> _About this exercise_:
Output all of the listing, leaving every line exactly as written.

> _Exercise inputs_:
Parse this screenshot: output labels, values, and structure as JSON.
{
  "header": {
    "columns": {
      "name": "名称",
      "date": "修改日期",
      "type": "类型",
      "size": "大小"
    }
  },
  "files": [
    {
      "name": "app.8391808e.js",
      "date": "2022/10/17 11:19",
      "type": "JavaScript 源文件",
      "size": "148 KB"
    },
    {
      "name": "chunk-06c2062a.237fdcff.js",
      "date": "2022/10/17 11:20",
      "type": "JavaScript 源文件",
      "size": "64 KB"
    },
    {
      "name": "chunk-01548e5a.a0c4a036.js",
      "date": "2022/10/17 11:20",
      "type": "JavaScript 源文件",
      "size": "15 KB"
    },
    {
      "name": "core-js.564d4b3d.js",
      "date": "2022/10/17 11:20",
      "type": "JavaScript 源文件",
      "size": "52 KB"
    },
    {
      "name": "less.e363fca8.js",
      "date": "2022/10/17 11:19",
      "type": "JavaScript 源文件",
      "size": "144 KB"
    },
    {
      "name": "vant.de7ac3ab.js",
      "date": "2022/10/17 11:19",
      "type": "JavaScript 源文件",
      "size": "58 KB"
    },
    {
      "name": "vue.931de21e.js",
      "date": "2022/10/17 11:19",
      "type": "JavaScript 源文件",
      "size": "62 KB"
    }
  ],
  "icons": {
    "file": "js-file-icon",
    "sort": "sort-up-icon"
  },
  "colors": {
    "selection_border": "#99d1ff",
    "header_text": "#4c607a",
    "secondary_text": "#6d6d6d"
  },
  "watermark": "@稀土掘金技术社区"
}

> _Answer to this exercise_:
Parse this screenshot: output labels, values, and structure as JSON.
{
  "header": {
    "columns": {
      "name": "名称",
      "date": "修改日期",
      "type": "类型",
      "size": "大小"
    }
  },
  "files": [
    {
      "name": "app.8391808e.js",
      "date": "2022/10/17 11:19",
      "type": "JavaScript 源文件",
      "size": "148 KB"
    },
    {
      "name": "chunk-06c2062a.237fdcff.js",
      "date": "2022/10/17 11:20",
      "type": "JavaScript 源文件",
      "size": "64 KB"
    },
    {
      "name": "chunk-01548e5a.a0c4a036.js",
      "date": "2022/10/17 11:20",
      "type": "JavaScript 源文件",
      "size": "15 KB"
    },
    {
      "name": "core-js.564d4b3d.js",
      "date": "2022/10/17 11:20",
      "type": "JavaScript 源文件",
      "size": "52 KB"
    },
    {
      "name": "less.e363fca8.js",
      "date": "2022/10/17 11:19",
      "type": "JavaScript 源文件",
      "size": "144 KB"
    },
    {
      "name": "vant.de7ac3ab.js",
      "date": "2022/10/17 11:19",
      "type": "JavaScript 源文件",
      "size": "58 KB"
    },
    {
      "name": "vue.931de21e.js",
      "date": "2022/10/17 11:19",
      "type": "JavaScript 源文件",
      "size": "62 KB"
    }
  ],
  "icons": {
    "file": "js-file-icon",
    "sort": "sort-up-icon"
  },
  "colors": {
    "selection_border": "#99d1ff",
    "header_text": "#4c607a",
    "secondary_text": "#6d6d6d"
  },
  "watermark": "@稀土掘金技术社区"
}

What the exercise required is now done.